Rodin, who, despite his feelings, refused to marry her and, instead, preferred his other partner, is frequently portrayed as the “villain” behind Claudel’s unfortunate ending. Claudel – who, in a fury, destroyed a large part of her work after the break-up – seems to have enhanced this rumor, since she regarded Rodin as the evil competitor who would steal her ideas and who, by using his influence, would destroy her chances of getting any commission by the State. In dire financial need and with no support from her family (her father who had encouraged her talent from the beginning had already died), her fiery temperament – with which Rodin had so much fallen in love – turned into an obsession, bitterness, and darkness. She spent the last thirty years in a mental institution as arranged by her mother and brother. It is not clear whether she was irrevocably mentally ill or she was just rejected by her family who barely visited her throughout these three decades. She finally died in poverty and was buried in anonymity.
Rodin also felt the pain of the separation strongly. His grief and melancholy are permanently imprinted in the female figure that gets engulfed into solid shapelessness in L’Adieu, while there are letters that prove his support – moral and financial – towards Claudel on several occasions throughout the years.
Although their love seems to have been crucial allowing an exchange of inspiration that can be found in the work of both artists, it did not finally overcome prejudices, a conservative social environment, ego, and potential lack of self-confidence. Sometimes, despite the common romantic belief, love just isn’t enough.
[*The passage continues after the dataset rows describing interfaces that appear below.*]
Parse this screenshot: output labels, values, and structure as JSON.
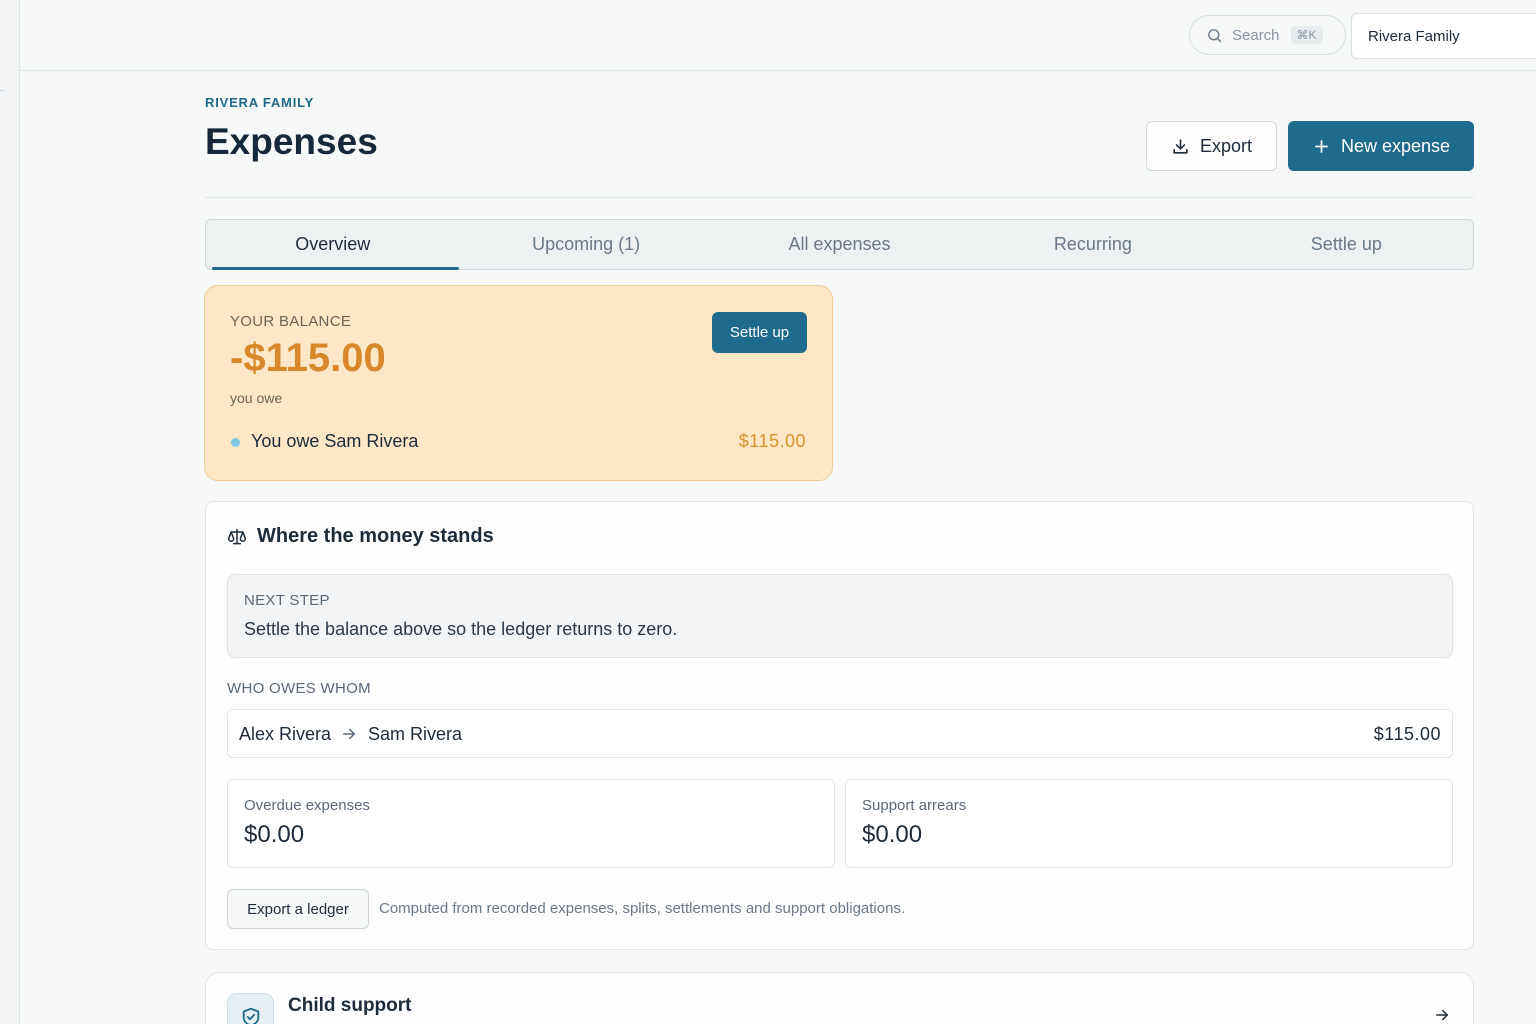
{
  "topbar": {
    "search_placeholder": "Search",
    "search_shortcut": "⌘K",
    "family_selector": "Rivera Family"
  },
  "header": {
    "eyebrow": "RIVERA FAMILY",
    "title": "Expenses",
    "export_label": "Export",
    "new_expense_label": "New expense"
  },
  "tabs": [
    {
      "label": "Overview",
      "active": true
    },
    {
      "label": "Upcoming (1)",
      "active": false
    },
    {
      "label": "All expenses",
      "active": false
    },
    {
      "label": "Recurring",
      "active": false
    },
    {
      "label": "Settle up",
      "active": false
    }
  ],
  "balance": {
    "label": "YOUR BALANCE",
    "amount": "-$115.00",
    "sub": "you owe",
    "settle_label": "Settle up",
    "owe_text": "You owe Sam Rivera",
    "owe_amount": "$115.00"
  },
  "standings": {
    "title": "Where the money stands",
    "next_step_label": "NEXT STEP",
    "next_step_text": "Settle the balance above so the ledger returns to zero.",
    "who_owes_label": "WHO OWES WHOM",
    "who_owes": {
      "from": "Alex Rivera",
      "to": "Sam Rivera",
      "amount": "$115.00"
    },
    "overdue_label": "Overdue expenses",
    "overdue_value": "$0.00",
    "arrears_label": "Support arrears",
    "arrears_value": "$0.00",
    "ledger_button": "Export a ledger",
    "ledger_note": "Computed from recorded expenses, splits, settlements and support obligations."
  },
  "child_support": {
    "title": "Child support"
  },
  "colors": {
    "accent": "#1e6b8d",
    "balance_bg": "#fde7c7",
    "balance_amount": "#d8872a"
  }
}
And this is not necessarily a bad thing: it can open the way for more profound liberation and inner exploration, as the after-Rodin oeuvre of Claudel demonstrates. Sometimes, it is the end of a cycle that can reveal the truths we were so eagerly searching for in the presence of a partner. And, for that, it should be embraced with gratitude.
I left the museum in a state of meditative detachment from reality. The little town of Nogent-sur-Seine was covered in opaque veils of drizzle that reflected any feeble sunlight breaking through the darkness of the clouds. The roads were empty, and the river flowed in eternal serenity, decorated with picturesque timber-framed adobes on either side. The sensation that time had paused in the 19th century – enhancing the feeling that the museum’s exhibition had provoked – was disturbed only by the smoke of the nuclear power plant at the horizon. I headed to the train station and back to Paris, with a taste of Claudel’s fervent passion on my lips, bestowed there like a kiss. Yes, sometimes, love is not enough. But it is always the decisive catalyst for any meaningful change in life.
Photo credits: © Konstantina Sakellariou (unless otherwise stated)